The purpose of this hearing is to examine energy development on federal lands, focusing on the current status of the Department of the Interior’s onshore oil and gas leasing program
The hearing was held on Tuesday, April 27, 2021, at 10:00 a.m. in Room 366 of the Dirksen Senate Office Building in Washington, DC.
The Biden Administration recently signed an executive order requiring his agencies to factor in social cost estimates when analyzing regulatory actions. Federal appointees will be required to establish a damages value based upon global environmental damages from climate changes. These values are referred to as the “social cost of carbon,” the “social cost of methane” and the “social cost of nitrous oxide.”
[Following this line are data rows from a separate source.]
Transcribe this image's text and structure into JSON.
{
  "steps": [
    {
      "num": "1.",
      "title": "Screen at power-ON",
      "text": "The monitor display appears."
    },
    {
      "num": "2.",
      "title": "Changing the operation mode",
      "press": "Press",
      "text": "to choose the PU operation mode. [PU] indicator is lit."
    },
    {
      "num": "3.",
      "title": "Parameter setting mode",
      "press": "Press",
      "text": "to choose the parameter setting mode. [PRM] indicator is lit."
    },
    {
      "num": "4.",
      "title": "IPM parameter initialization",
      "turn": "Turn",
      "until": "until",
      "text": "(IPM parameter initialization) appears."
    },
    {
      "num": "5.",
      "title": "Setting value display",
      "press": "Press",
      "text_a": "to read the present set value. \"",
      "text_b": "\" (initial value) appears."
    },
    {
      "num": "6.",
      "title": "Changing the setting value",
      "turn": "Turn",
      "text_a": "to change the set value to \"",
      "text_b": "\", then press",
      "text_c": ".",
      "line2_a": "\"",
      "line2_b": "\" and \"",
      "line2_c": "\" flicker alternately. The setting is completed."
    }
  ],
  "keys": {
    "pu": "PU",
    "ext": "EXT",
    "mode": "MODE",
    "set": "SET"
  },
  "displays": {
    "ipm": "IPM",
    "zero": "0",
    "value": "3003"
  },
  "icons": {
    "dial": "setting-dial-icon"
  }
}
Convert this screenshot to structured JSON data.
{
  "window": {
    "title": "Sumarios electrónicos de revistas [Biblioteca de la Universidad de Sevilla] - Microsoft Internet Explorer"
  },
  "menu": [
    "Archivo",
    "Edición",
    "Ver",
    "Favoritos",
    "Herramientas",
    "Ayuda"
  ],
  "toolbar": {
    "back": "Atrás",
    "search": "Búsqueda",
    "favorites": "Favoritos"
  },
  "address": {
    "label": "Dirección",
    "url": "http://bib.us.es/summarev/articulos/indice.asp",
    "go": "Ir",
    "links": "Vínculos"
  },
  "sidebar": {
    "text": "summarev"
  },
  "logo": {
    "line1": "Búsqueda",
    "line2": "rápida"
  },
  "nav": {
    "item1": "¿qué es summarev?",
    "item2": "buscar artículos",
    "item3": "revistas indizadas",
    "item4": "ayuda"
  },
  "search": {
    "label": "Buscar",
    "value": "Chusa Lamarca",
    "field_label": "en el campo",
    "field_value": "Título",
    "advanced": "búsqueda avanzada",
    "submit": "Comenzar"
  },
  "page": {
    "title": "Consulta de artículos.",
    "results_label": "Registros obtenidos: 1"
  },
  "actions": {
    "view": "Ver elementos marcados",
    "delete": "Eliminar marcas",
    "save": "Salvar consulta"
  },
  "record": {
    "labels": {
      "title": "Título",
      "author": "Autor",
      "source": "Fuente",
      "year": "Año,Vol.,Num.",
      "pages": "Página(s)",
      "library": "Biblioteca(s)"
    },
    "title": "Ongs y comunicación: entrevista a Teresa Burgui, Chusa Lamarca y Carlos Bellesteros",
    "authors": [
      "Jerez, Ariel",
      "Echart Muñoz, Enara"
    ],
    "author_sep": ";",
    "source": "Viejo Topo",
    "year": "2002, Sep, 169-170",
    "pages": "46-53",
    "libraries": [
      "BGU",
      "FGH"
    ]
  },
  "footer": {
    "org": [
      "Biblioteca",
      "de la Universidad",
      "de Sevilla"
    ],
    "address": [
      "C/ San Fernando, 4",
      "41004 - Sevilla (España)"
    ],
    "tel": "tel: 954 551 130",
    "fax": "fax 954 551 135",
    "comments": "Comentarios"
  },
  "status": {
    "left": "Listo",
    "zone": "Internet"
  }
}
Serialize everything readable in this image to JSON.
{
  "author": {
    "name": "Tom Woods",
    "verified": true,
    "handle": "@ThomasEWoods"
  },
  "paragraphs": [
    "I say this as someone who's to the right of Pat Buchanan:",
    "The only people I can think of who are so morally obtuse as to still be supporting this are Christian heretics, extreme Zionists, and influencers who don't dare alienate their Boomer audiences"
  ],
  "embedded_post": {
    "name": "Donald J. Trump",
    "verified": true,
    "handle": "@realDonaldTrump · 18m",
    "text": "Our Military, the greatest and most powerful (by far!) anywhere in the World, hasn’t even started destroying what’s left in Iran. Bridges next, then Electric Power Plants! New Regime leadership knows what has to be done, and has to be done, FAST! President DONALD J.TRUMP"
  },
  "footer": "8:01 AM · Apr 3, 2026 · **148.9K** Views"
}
“The announcement by the Bureau of Land Management ‘to not hold’ the second quarter oil and gas lease sale due to an ongoing review ordered by President Biden is disappointing, disheartening and not surprising,” said Gordon in the statement. “Federal reviews of anything typically take months, and sometimes years.”
The process, according to the announcement, can reduce the carbon footprint of concrete by more than 50%, reduce raw material costs and increase profitability. CarbonBuilt’s technology increases the use of low-cost waste materials and cuts back on the need for traditional cement.
Wyoming Governor Mark Gordon recently sent a letter to Secretary of the Interior Deb Haaland, and cited the lack of consultation with western governors before the lease sale moratorium was put in effect. Governor Gordon emphasized that “the eight Western states with federal oil and gas leasing programs will have investment losses of $2.3 billion, production value losses of $882 million and tax revenue losses of $345 million in the first year of the moratorium.”
House Bill 166 will require public utilities to take additional steps before retiring coal or natural gas plants in the state. Utilities would be required to demonstrate to the Wyoming Public Service Commission that the retirements would not lead to added costs to ratepayers or less reliable electrical service.
The Biden Administration has published summary sheets for each state in a push for support of his $2.3T American Jobs Plan. Wyoming’s summary sheet highlights the state’s “outsized potential for innovative energy technologies including carbon capture and sequestration and geothermal energy generation, that create good paying union jobs.”
The WOGCC will take 45 minutes at the start of the April 13, 2021 hearings to listen to industry comments. No Commission action will be taken regarding these comments at the April 2021 hearing.